__Data about app and page elements__
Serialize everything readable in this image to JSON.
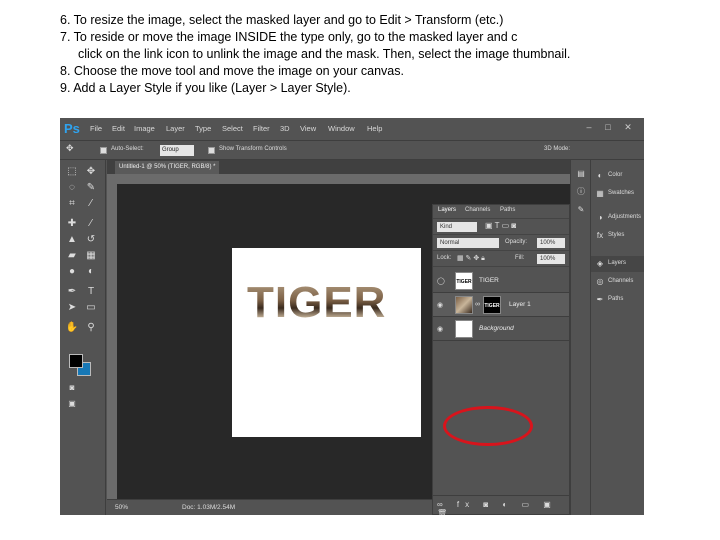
{
  "instructions": [
    "6. To resize the image, select the masked layer and go to Edit > Transform (etc.)",
    "7. To reside or move the image INSIDE the type only, go to the masked layer and c",
    "click on the link icon to unlink the image and the mask. Then, select the image thumbnail.",
    "8. Choose the move tool and move the image on your canvas.",
    "9. Add a Layer Style if you like (Layer > Layer Style)."
  ],
  "app": {
    "logo": "Ps",
    "menus": [
      "File",
      "Edit",
      "Image",
      "Layer",
      "Type",
      "Select",
      "Filter",
      "3D",
      "View",
      "Window",
      "Help"
    ],
    "window_controls": [
      "–",
      "□",
      "✕"
    ]
  },
  "options_bar": {
    "auto_select_label": "Auto-Select:",
    "auto_select_value": "Group",
    "show_transform_label": "Show Transform Controls",
    "mode_3d": "3D Mode:"
  },
  "document": {
    "tab_title": "Untitled-1 @ 50% (TIGER, RGB/8) *",
    "canvas_text": "TIGER"
  },
  "status_bar": {
    "zoom": "50%",
    "doc_info": "Doc: 1.03M/2.54M"
  },
  "layers_panel": {
    "tabs": [
      "Layers",
      "Channels",
      "Paths"
    ],
    "kind_label": "Kind",
    "blend_mode": "Normal",
    "opacity_label": "Opacity:",
    "opacity_value": "100%",
    "lock_label": "Lock:",
    "fill_label": "Fill:",
    "fill_value": "100%",
    "layers": [
      {
        "name": "TIGER",
        "thumb_text": "TIGER"
      },
      {
        "name": "Layer 1",
        "mask_text": "TIGER"
      },
      {
        "name": "Background"
      }
    ]
  },
  "side_panels": {
    "items": [
      "Color",
      "Swatches",
      "Adjustments",
      "Styles",
      "Layers",
      "Channels",
      "Paths"
    ]
  },
  "colors": {
    "highlight": "#d8141c",
    "ps_blue": "#2fa3ef",
    "background_swatch": "#1778b6",
    "foreground_swatch": "#000000"
  }
}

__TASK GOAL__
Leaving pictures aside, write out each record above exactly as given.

__RESULT FOR THIS EXERCISE__
Serialize everything readable in this image to JSON.
{
  "instructions": [
    "6. To resize the image, select the masked layer and go to Edit > Transform (etc.)",
    "7. To reside or move the image INSIDE the type only, go to the masked layer and c",
    "click on the link icon to unlink the image and the mask. Then, select the image thumbnail.",
    "8. Choose the move tool and move the image on your canvas.",
    "9. Add a Layer Style if you like (Layer > Layer Style)."
  ],
  "app": {
    "logo": "Ps",
    "menus": [
      "File",
      "Edit",
      "Image",
      "Layer",
      "Type",
      "Select",
      "Filter",
      "3D",
      "View",
      "Window",
      "Help"
    ],
    "window_controls": [
      "–",
      "□",
      "✕"
    ]
  },
  "options_bar": {
    "auto_select_label": "Auto-Select:",
    "auto_select_value": "Group",
    "show_transform_label": "Show Transform Controls",
    "mode_3d": "3D Mode:"
  },
  "document": {
    "tab_title": "Untitled-1 @ 50% (TIGER, RGB/8) *",
    "canvas_text": "TIGER"
  },
  "status_bar": {
    "zoom": "50%",
    "doc_info": "Doc: 1.03M/2.54M"
  },
  "layers_panel": {
    "tabs": [
      "Layers",
      "Channels",
      "Paths"
    ],
    "kind_label": "Kind",
    "blend_mode": "Normal",
    "opacity_label": "Opacity:",
    "opacity_value": "100%",
    "lock_label": "Lock:",
    "fill_label": "Fill:",
    "fill_value": "100%",
    "layers": [
      {
        "name": "TIGER",
        "thumb_text": "TIGER"
      },
      {
        "name": "Layer 1",
        "mask_text": "TIGER"
      },
      {
        "name": "Background"
      }
    ]
  },
  "side_panels": {
    "items": [
      "Color",
      "Swatches",
      "Adjustments",
      "Styles",
      "Layers",
      "Channels",
      "Paths"
    ]
  },
  "colors": {
    "highlight": "#d8141c",
    "ps_blue": "#2fa3ef",
    "background_swatch": "#1778b6",
    "foreground_swatch": "#000000"
  }
}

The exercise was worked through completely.